It sounds like the gallbladder is an organ your body won’t miss.  It’s not 100% useless, like the appendix and the tonsils, but the liver should quickly learn to live without it.  That’s why I have to take it easy, activity- and food-wise, the first few days after surgery, as my liver adjusts to having to secrete bile directly into the duodenum, without the gallbladder there to serve as a reservoir.

On my Google home page, I’ve set up a timer that’s counting backwards until the surgery.  It reminds me of those "countdown clocks" that NBC News would have on the screen during moon launches.

Galling Motivation to Resume Blog

When I logged onto the LiveJournal site, the notation that I last posted here 14 weeks ago jumped out at me like a stern rebuke.  I won’t clutter cyberspace with promises that I will write in here faithfully from now on.  "One day at a time" is a maxim that applies to blogs and diary-writing as much as it does to 12-Step groups.

So, what motivates me to sit down at the laptop and type out an entry in this oh-so-neglected blog?

Your intrepid, yet delinquent, diarist will be going under the knife in less than two weeks.

Steph and I were so happy that we managed to sail through 2009 with no hospitalizations and no surgery, so I guess we got too cocky.

In the fall, I began experiencing chronic lower abdominal pain and discomfort.  It wasn’t going on 24/7, and the pain wasn’t enough to seriously disrupt my life–except it’s put my long-distance walking on hold.  (I hope to rectify that tomorrow by walking home from work tomorrow–all 4.25 miles–unless it’s pouring rain.)
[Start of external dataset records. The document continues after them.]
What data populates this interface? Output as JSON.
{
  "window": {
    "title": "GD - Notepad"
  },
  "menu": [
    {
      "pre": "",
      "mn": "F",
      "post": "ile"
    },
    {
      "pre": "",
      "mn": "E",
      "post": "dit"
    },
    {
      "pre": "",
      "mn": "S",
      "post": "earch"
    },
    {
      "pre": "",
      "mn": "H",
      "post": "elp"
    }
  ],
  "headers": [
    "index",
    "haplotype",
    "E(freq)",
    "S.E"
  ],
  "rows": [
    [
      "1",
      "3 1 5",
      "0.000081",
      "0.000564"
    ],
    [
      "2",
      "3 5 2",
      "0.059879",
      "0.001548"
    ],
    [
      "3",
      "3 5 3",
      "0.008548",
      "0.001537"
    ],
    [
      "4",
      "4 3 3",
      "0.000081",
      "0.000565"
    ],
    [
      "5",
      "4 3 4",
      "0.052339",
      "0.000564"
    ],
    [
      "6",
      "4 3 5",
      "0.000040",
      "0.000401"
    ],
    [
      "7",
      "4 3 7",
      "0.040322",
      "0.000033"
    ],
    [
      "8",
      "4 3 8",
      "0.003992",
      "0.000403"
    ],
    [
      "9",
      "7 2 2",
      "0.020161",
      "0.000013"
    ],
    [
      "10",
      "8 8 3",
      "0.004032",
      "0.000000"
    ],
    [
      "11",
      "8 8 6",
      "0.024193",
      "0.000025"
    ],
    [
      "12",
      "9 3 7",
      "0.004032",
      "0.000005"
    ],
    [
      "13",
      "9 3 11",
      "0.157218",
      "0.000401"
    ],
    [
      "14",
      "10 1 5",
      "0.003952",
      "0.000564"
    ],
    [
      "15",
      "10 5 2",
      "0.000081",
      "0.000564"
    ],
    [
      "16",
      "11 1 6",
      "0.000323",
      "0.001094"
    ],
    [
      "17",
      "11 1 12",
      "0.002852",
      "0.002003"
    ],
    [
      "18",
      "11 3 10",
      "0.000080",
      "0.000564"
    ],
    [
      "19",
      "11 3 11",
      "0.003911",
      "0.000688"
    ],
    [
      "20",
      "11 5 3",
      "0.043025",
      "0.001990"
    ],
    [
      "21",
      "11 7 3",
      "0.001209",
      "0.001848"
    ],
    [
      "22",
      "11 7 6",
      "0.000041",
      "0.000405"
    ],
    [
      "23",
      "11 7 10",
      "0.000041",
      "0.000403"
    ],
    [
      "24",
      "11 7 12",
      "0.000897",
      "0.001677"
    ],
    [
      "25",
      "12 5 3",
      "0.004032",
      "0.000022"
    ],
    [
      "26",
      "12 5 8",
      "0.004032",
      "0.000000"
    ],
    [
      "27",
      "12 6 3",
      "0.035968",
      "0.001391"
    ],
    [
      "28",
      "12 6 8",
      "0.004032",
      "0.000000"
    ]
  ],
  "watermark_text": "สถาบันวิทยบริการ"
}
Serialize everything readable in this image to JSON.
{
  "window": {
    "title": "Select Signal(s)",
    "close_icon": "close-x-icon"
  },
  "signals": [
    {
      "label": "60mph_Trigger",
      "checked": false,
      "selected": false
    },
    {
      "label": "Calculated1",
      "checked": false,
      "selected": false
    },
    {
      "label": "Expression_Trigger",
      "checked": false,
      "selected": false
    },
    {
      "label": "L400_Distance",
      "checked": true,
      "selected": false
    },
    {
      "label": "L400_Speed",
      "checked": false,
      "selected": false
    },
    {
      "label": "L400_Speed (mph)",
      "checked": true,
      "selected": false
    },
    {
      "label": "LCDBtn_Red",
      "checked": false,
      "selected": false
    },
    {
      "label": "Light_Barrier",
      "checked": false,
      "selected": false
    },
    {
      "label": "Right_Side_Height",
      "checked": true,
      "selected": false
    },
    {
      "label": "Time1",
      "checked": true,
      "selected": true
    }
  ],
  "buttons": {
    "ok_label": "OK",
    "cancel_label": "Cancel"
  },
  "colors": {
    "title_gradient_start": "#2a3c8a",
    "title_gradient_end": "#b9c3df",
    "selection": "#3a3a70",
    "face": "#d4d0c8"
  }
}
My doctor finally ordered a CT scan, after poking, prodding, and prescribing, and then throwing up his hands and saying, "Not finding anything."  So, after work, I headed to Grant Hospital (where Susie was born 12 years ago) and had the worst dinner of my life: Two cups of barium.  I came damn close to doing a perfect imitation of Linda Blair in The Exorcist after I swallowed the barium.

A week later, my doctor’s nurse called me at work.  According to the CT scan, I have gallstones.  She referred me to a surgeon at Grant, and Steph and I met with him yesterday.

I have a gallstone that is close to blocking a common bile duct.  It’s not posing any immediate danger, but it could in the near future.  I don’t want to wait for that other shoe to drop, so I said, "Go ahead and schedule me."  I met with his nurse, and I will be undergoing a complete cholecystectomy on the third of February.  (That’s a removal of the gallbladder.)  The body can adjust quite easily to not having a gallbladder.  The liver adjusts its bile production so that it goes straight to the duodenum.  And with no gallbladder, no gallstones!

Since I have narcolepsy, the surgeon wants to keep me in the hospital overnight to observe me as I come out of the anesthesia.  Plus, they’ll keep me in the recovery room for at least four hours (the usual time is one hour).  Then, I plan to take about a week off from work to mend.  (The nurse encouraged me to get up and move around as soon as I can.  The worst thing is to stay bedbound afterward, but you shouldn’t go out and run a triathalon immediately either.)

This isn’t the type of medical situation where we’re in crisis, or where things are constantly in worrisome flux, so I’ll be going to work until the day before surgery.  As opposed to Steph’s heart surgery in ’08, this is a relatively minor and simple procedure.

It’ll be my fourth major surgery.  At the age of five, I had a tonsillectomy.  At 10, I had plastic surgery on my upper lip to remove a birthmark.  (Not many friends of mine know this–I’ve had facial hair almost continuously since I was old enough to grow it, partially to hide what remains of the scar.)  When Susie was four months old, I had a vasectomy.  So I am not fearful of surgery.  I’m not looking forward to it, but I’m not dreading it either.

I’m not dreading it, with one exception.  I’m forbidden to take aspirin or ibuprofen or any blood-thinning medication for a week prior to the operation, so if I get a bad headache, I just have to ride it out.

There’s a lot to update you about concerning my family and household, but I’ll save that for a (near) future entry.  It gives me material to keep this blog current for the time being.